I have been playing with Baking with Dorie: Sweet, Salty, Simple for a few months. I collect baking books and I have high expectations for Dorie Greenspan. Overall, I quite liked this book and there are four recipes in here that have become a part of my regular repertoire, which is a lot for an individual cookbook.
My very very very very favorite recipe is the first recipe in the book – “The Daily Bread: White Bread Edition.” I first made it 4 months ago, and while it is not the every day bread in the house, it is the “I’m feeling a little fancy but still utilitarian” bread and has made many appearances in my house and has been gifted to a number of neighbors. I do one thing differently – I use powdered buttermilk instead of powdered milk. I haven’t yet made the braided ring loaf with this dough, because every time I suggest it, my housemates just want to toast this bread and make sandwiches with it. Maybe I’ll make it over the Winter holidays.
Recipe # 2 from #BakingWithDorie The Daily Bread: White Bread Edition. Dear gods, this breads glorious. It’s richer than my usual daily bread, but not quite brioche. I ate 2 slices plain before I remembered to take a picture and then I ate this slice. My guts hate me #NetGalley pic.twitter.com/m7t8NpzFww
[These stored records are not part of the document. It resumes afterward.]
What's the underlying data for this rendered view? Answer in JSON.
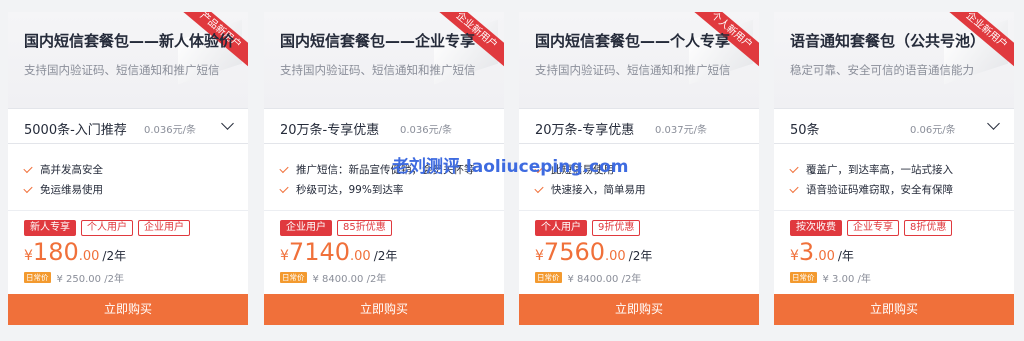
{
  "buy_label": "立即购买",
  "daily_badge_label": "日常价",
  "watermark": "老刘测评 laoliuceping.com",
  "cards": [
    {
      "ribbon": "产品新用户",
      "title": "国内短信套餐包——新人体验价",
      "subtitle": "支持国内验证码、短信通知和推广短信",
      "spec": "5000条-入门推荐",
      "unit_price": "0.036元/条",
      "features": [
        "高并发高安全",
        "免运维易使用"
      ],
      "tags": [
        {
          "label": "新人专享",
          "filled": true
        },
        {
          "label": "个人用户",
          "filled": false
        },
        {
          "label": "企业用户",
          "filled": false
        }
      ],
      "price_currency": "¥",
      "price_int": "180",
      "price_dec": ".00",
      "price_period": "/2年",
      "daily_price": "¥ 250.00 /2年"
    },
    {
      "ribbon": "企业新用户",
      "title": "国内短信套餐包——企业专享",
      "subtitle": "支持国内验证码、短信通知和推广短信",
      "spec": "20万条-专享优惠",
      "unit_price": "0.036元/条",
      "features": [
        "推广短信：新品宣传促销，会员关怀等",
        "秒级可达，99%到达率"
      ],
      "tags": [
        {
          "label": "企业用户",
          "filled": true
        },
        {
          "label": "85折优惠",
          "filled": false
        }
      ],
      "price_currency": "¥",
      "price_int": "7140",
      "price_dec": ".00",
      "price_period": "/2年",
      "daily_price": "¥ 8400.00 /2年"
    },
    {
      "ribbon": "个人新用户",
      "title": "国内短信套餐包——个人专享",
      "subtitle": "支持国内验证码、短信通知和推广短信",
      "spec": "20万条-专享优惠",
      "unit_price": "0.037元/条",
      "features": [
        "此短信易使用",
        "快速接入，简单易用"
      ],
      "tags": [
        {
          "label": "个人用户",
          "filled": true
        },
        {
          "label": "9折优惠",
          "filled": false
        }
      ],
      "price_currency": "¥",
      "price_int": "7560",
      "price_dec": ".00",
      "price_period": "/2年",
      "daily_price": "¥ 8400.00 /2年"
    },
    {
      "ribbon": "企业新用户",
      "title": "语音通知套餐包（公共号池）",
      "subtitle": "稳定可靠、安全可信的语音通信能力",
      "spec": "50条",
      "unit_price": "0.06元/条",
      "features": [
        "覆盖广，到达率高，一站式接入",
        "语音验证码难窃取，安全有保障"
      ],
      "tags": [
        {
          "label": "按次收费",
          "filled": true
        },
        {
          "label": "企业专享",
          "filled": false
        },
        {
          "label": "8折优惠",
          "filled": false
        }
      ],
      "price_currency": "¥",
      "price_int": "3",
      "price_dec": ".00",
      "price_period": "/年",
      "daily_price": "¥ 3.00 /年"
    }
  ]
}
— Monster is anonymous sheep (she/her) (@RochelleJennin7) April 3, 2021
My second favorite recipe is the lemon curd. I’ve used it to top muffins, make lemon bars, support the fruit in a fruit tart. My housemate and I have eaten it with a spoon out of our individual jars.
I am continuing to test recipes from #BakingWithDorie Last night I made her lemon curd and Nancy got a covetous look on her face after she tasted it. I gave her a jar of her own. pic.twitter.com/I5T4TCH9X6
— Monster is anonymous sheep (she/her) (@RochelleJennin7) April 7, 2021
I spread that lemon curd on a slice of that bread, toasted. I whispered a little prayer to all the gods of my ancestors and a tear trickled down my face. I am only exaggerating a little bit.
The “Classic Chocolate Chip Cookies” are very good. It isn’t my favorite chocolate chip cookie recipe, but when I had my extended household vote on it, Dorie Greenspan’s cookies won. I’m sorry Sarah Keiffer. Your cookies will still be my favorite.
The Almond-Herb Crust is amazing. It’s perfect for our bumper crop of tomatoes and cucumbers – for tomato parmesean tarts, or layered with goat cheese, cucumbers and salt. The crust is also great as a cracker.
That said, the Almond Herb Crust raises my biggest complaint about Baking with Dorie. Her recipes frequently require a standing mixer or a food processor. Greenspan is hardly the only author who does this, but it bothers me every time I see it. Not everyone has a standing mixer or a food processor, and there are many reasons not to have one. I don’t have a food processor and have made the crust without it just fine. But when I was still a newbie baker, not seeing by hand instructions would have made me feel like I couldn’t attempt the recipe.
My only other complaint is that I wish the savory section had been bigger.
Next year during rhubarb season, I’m going to try the “Dark Chocolate Rhubarb Tart” and perhaps reread Molly Harper’s How to Date Your Dragon, which features a pie shop claiming to have the world’s best chocolate rhubarb pie.
Don’t look here if you are looking for a lot of gluten free or dairy free recipes. That’s not what this cookbook is about, and that’s fine.
I received this as an advance reader copy from NetGalley in exchange for an honest review.